• _Dataset rows for apps and sites_
##############################
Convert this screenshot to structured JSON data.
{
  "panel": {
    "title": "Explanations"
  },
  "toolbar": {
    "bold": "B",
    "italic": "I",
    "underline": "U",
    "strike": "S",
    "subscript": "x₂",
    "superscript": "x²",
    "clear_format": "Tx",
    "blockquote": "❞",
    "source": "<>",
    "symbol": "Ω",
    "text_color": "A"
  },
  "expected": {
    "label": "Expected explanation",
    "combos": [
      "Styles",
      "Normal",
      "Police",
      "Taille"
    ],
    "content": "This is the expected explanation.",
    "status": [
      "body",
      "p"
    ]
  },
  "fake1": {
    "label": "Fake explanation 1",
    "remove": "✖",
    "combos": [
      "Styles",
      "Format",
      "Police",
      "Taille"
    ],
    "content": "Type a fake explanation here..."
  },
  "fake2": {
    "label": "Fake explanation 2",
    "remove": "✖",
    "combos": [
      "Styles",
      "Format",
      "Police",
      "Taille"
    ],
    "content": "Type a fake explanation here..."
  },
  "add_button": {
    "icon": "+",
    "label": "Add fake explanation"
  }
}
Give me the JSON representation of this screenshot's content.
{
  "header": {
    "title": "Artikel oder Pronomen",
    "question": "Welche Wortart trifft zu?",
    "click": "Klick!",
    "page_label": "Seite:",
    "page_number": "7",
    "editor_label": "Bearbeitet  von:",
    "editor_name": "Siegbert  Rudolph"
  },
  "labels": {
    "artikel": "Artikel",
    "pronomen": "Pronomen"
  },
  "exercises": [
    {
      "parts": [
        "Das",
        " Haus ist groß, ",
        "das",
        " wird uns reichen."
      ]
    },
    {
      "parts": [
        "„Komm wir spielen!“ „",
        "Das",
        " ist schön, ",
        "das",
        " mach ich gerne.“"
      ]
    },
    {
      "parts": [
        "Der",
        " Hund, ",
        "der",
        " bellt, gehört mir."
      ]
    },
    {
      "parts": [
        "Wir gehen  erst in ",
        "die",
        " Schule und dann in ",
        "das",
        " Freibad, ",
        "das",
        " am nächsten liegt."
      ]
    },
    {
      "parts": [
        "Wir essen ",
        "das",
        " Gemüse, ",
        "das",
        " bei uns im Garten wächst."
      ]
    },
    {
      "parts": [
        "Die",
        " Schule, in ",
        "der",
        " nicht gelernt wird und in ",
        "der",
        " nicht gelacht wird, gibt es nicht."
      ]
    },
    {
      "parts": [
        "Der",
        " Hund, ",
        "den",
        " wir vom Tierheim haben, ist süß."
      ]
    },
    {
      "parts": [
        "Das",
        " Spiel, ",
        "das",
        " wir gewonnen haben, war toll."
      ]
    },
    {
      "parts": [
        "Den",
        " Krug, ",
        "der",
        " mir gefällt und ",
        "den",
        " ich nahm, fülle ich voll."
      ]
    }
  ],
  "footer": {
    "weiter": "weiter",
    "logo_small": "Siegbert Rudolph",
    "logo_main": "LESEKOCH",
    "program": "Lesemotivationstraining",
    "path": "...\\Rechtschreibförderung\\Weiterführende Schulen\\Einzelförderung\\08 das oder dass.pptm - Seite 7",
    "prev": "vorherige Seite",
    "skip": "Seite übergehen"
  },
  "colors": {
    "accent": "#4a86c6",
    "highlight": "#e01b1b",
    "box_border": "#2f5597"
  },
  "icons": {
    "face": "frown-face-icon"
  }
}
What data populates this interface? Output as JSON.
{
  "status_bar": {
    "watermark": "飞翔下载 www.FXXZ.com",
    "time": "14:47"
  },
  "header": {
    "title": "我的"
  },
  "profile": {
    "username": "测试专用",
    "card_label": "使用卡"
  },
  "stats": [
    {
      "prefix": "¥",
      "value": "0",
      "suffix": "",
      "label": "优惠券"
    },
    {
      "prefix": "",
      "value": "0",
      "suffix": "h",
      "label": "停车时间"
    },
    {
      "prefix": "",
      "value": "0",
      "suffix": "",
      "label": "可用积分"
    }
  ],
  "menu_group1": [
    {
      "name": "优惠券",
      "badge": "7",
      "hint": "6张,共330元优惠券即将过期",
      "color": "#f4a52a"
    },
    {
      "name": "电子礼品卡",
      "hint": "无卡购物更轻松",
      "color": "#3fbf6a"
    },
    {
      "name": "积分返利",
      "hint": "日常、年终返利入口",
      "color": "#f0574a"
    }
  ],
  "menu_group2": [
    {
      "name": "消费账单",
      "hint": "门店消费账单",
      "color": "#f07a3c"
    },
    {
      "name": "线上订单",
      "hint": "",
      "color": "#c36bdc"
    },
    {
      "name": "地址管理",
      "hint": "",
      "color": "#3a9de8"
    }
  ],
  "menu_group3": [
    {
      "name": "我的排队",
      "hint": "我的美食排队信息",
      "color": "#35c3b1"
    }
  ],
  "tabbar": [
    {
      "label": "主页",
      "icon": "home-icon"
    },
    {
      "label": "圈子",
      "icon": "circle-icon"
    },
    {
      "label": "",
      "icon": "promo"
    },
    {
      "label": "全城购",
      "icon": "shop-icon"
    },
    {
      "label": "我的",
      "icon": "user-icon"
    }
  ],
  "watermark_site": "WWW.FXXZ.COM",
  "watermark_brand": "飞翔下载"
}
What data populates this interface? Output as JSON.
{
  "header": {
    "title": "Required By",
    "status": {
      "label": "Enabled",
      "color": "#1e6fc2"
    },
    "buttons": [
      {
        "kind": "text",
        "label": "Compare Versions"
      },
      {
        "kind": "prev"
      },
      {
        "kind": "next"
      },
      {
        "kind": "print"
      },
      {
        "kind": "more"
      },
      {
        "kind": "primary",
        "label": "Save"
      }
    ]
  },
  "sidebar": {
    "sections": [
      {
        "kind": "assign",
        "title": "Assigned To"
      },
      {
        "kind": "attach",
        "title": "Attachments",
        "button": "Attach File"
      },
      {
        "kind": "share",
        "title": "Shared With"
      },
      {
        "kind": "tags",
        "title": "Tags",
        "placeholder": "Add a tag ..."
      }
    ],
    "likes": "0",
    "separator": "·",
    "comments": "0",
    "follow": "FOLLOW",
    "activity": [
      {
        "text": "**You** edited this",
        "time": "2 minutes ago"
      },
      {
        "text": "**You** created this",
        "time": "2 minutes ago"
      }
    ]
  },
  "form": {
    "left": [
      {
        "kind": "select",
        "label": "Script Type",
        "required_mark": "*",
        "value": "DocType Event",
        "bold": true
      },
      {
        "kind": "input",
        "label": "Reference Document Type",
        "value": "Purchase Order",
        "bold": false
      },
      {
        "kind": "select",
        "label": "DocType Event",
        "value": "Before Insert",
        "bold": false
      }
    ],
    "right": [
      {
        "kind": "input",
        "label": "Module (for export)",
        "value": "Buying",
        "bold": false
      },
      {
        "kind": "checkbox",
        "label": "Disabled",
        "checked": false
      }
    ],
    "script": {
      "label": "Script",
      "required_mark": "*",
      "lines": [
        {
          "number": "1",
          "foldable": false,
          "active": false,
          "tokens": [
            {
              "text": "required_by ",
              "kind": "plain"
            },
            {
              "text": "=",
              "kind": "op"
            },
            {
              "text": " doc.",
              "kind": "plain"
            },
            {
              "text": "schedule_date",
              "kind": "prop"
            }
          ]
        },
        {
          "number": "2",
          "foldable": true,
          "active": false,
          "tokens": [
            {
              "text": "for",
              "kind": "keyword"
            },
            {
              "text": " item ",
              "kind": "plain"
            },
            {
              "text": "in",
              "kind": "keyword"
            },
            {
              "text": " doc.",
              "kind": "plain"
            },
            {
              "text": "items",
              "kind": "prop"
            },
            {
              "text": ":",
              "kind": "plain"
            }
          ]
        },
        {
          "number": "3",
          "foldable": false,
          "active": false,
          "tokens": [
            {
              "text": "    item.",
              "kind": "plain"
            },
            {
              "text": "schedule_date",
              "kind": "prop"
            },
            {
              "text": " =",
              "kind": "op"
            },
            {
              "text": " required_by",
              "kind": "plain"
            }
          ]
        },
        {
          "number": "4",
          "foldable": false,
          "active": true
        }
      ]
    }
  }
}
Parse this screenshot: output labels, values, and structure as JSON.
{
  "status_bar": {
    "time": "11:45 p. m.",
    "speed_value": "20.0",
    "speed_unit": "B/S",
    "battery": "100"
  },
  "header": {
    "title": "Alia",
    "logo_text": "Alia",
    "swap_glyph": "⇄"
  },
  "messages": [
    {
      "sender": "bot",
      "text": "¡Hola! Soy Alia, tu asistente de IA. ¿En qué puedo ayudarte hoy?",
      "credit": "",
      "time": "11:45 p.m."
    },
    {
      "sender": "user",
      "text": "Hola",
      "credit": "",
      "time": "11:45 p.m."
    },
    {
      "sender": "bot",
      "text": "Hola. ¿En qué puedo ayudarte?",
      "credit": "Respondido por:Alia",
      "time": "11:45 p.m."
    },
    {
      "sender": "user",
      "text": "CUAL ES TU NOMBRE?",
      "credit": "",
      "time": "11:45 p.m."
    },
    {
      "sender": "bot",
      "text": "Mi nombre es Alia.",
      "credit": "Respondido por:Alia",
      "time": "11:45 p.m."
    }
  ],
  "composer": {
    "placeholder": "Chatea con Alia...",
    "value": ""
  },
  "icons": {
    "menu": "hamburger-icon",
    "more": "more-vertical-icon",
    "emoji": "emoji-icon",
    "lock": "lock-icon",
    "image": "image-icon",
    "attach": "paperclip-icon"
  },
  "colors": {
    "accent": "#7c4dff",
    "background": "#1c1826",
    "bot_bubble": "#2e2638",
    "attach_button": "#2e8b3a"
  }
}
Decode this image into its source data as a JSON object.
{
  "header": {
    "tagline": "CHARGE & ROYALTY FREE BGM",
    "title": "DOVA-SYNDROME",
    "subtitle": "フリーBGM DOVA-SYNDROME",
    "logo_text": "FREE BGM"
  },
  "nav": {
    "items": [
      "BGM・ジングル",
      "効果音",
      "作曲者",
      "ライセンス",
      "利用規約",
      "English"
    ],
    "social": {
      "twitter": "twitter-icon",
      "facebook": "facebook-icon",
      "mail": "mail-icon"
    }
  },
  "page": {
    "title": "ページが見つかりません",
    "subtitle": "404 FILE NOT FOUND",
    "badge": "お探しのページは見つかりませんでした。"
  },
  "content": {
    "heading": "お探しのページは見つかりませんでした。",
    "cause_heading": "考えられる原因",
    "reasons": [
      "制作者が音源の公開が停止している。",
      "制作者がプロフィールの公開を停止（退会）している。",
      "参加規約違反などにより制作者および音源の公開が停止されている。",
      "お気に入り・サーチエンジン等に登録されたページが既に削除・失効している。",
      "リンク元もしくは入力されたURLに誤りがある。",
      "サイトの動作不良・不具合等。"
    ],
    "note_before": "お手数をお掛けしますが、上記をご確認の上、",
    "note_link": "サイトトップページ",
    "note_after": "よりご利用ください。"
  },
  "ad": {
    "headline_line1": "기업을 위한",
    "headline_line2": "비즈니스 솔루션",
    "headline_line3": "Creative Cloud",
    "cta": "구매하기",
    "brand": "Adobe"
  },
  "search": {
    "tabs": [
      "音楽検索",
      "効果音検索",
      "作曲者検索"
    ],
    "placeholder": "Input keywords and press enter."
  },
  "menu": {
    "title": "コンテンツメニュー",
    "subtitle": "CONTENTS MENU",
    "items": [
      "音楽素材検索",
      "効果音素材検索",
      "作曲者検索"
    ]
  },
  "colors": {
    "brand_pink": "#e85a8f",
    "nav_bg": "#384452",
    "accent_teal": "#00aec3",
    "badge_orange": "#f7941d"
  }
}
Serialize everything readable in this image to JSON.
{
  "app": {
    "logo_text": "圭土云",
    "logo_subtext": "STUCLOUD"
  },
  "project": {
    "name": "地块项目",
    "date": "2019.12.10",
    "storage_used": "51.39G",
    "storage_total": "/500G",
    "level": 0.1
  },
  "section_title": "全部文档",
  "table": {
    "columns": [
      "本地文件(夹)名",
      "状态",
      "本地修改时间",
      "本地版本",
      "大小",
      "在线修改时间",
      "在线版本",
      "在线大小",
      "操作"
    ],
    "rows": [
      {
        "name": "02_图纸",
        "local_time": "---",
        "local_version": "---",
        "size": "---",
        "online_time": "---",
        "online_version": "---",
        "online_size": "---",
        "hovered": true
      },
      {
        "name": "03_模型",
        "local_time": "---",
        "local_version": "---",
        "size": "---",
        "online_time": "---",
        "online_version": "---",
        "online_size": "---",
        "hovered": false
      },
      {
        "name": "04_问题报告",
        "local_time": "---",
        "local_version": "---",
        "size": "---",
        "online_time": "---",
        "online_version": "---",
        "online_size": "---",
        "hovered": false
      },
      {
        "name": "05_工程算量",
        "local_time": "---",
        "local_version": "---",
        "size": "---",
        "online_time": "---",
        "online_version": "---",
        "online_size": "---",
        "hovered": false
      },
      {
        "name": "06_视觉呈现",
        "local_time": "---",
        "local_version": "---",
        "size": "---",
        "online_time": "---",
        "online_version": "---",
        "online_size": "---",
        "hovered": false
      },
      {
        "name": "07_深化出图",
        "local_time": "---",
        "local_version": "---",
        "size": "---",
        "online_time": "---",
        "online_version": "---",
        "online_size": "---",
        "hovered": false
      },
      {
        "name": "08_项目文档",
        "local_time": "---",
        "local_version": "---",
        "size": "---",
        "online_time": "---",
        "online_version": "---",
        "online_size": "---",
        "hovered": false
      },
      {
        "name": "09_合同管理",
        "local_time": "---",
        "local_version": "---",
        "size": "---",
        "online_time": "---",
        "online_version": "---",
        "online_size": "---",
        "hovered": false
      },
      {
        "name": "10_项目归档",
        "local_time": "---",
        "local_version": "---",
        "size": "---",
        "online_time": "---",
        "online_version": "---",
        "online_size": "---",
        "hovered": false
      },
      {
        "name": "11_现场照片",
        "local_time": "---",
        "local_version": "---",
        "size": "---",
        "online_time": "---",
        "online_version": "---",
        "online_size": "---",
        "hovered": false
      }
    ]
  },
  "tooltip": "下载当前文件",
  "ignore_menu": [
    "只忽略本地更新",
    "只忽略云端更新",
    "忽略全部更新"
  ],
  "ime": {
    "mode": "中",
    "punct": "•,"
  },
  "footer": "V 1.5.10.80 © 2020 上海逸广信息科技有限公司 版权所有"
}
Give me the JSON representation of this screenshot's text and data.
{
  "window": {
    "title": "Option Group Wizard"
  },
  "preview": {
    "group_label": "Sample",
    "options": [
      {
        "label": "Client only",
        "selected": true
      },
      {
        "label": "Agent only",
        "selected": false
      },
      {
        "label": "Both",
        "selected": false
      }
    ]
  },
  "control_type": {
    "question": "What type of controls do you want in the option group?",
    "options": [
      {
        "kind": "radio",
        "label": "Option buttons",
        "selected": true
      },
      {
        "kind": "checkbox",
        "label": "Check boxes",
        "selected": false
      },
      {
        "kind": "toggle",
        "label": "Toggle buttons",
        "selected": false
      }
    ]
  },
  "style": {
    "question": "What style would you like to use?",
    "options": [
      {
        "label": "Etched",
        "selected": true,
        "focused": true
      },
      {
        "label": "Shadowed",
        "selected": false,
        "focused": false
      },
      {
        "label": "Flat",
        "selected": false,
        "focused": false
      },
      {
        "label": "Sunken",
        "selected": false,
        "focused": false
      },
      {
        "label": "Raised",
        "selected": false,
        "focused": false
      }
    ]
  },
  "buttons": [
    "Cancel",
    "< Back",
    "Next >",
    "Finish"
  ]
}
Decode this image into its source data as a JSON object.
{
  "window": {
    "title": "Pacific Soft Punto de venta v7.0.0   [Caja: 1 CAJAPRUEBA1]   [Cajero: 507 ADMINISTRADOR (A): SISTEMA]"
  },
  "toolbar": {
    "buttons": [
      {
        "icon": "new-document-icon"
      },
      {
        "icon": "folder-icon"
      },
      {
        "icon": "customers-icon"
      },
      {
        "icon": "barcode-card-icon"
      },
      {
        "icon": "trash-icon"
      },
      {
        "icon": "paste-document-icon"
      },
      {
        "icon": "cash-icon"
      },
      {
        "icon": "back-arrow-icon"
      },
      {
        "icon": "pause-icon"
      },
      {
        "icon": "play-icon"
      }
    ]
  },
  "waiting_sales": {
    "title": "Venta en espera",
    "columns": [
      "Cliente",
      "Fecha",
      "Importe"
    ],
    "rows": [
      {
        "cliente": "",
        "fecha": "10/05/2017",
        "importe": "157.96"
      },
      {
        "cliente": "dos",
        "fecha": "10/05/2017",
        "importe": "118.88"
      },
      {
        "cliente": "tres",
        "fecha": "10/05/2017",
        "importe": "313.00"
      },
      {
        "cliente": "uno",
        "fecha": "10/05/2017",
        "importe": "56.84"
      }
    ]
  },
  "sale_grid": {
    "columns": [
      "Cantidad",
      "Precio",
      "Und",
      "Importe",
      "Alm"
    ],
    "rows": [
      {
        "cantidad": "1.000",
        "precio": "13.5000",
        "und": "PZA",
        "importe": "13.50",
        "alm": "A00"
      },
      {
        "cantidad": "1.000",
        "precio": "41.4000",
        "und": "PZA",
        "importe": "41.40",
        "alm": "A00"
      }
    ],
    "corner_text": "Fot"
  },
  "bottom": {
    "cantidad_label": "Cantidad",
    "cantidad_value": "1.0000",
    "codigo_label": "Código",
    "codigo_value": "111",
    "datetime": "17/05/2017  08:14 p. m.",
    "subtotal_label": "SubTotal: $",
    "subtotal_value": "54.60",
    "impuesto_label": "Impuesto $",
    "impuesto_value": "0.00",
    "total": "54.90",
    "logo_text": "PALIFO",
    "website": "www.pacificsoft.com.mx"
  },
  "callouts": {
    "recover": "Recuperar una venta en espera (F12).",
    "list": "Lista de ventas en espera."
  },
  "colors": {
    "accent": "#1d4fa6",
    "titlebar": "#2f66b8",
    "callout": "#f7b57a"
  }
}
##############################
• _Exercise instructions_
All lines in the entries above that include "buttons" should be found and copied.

• _The answer_
    "buttons": [
        "label": "Option buttons",
        "label": "Toggle buttons",
  "buttons": [
    "buttons": [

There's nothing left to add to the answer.